So as he starting pulling out these wonderful items, and reflectors, and lights from the department, the wheels started turning.  Myself and a few classmates made this lovely little whimsical set up of butterflies, antique keys, and bottles.  As you can see, we weren’t the only ones who liked these things, because as I went around the room to a couple other set ups, they had a lot of the same thing going on.
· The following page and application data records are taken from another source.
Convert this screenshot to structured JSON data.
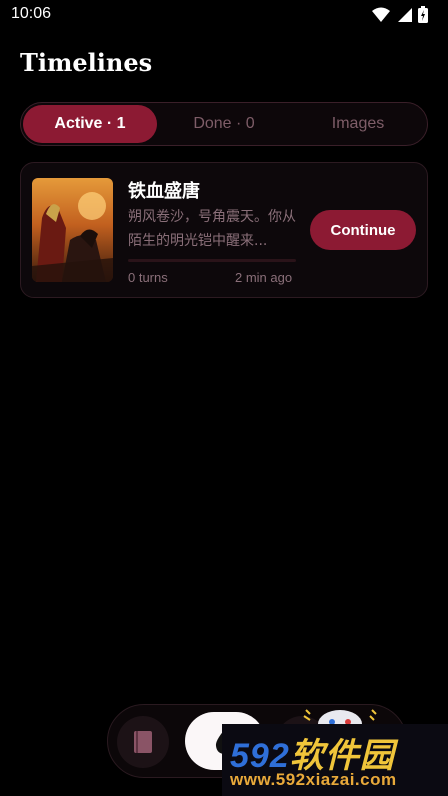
{
  "status_bar": {
    "time": "10:06"
  },
  "page": {
    "title": "Timelines"
  },
  "tabs": [
    {
      "label": "Active · 1",
      "active": true
    },
    {
      "label": "Done · 0",
      "active": false
    },
    {
      "label": "Images",
      "active": false
    }
  ],
  "timeline_card": {
    "title": "铁血盛唐",
    "description": "朔风卷沙，号角震天。你从陌生的明光铠中醒来...",
    "turns": "0 turns",
    "time_ago": "2 min ago",
    "progress": 0.0,
    "button_label": "Continue"
  },
  "bottom_nav": {
    "items": [
      {
        "name": "book",
        "icon": "book-icon"
      },
      {
        "name": "home",
        "icon": "drop-icon"
      },
      {
        "name": "third",
        "icon": "unknown-icon"
      }
    ]
  },
  "watermark": {
    "brand_number": "592",
    "brand_text": "软件园",
    "url": "www.592xiazai.com"
  },
  "colors": {
    "accent": "#8c1a33",
    "muted_text": "#8a6f79",
    "background": "#000000"
  }
}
Once we were working on these for a little while, that’s when the ladder came about.  I suppose the fact that these are not true bird’s-eye view photos is most likely a good things.  My subconscious/semi-conscious fear of heights would have probably kicked in had I ventured to the top of a building somewhere, and that would be all kinds of bad.  Do you ever have those dreams where you’re in a weird, really high place, and you can’t walk and start to get all dizzy?  Yes?  No?  Well, either way, that’s what happens to me.  And while I haven’t been afraid in any real-life situations, the subconscious side of the fear pops up, and as soon as I elevate in any way I start to feel the hinting of vertigo.  The fact that I’m incredibly sleep deprived probably does not help that at all; I practically fell out of my chair – wide awake, mind you — when I got to class that day.  So although the ladder was a great addition to the still life thing and let us get some additional points of view, I started feeling dizzy only two steps up.  Don’t worry, I’m still in one piece, and trekked all the way down the two steps back to safety.  Even though there are less of these, enjoy!  I’m happy about them!  I mean, how could you not be happy about butterflies and antique stuff?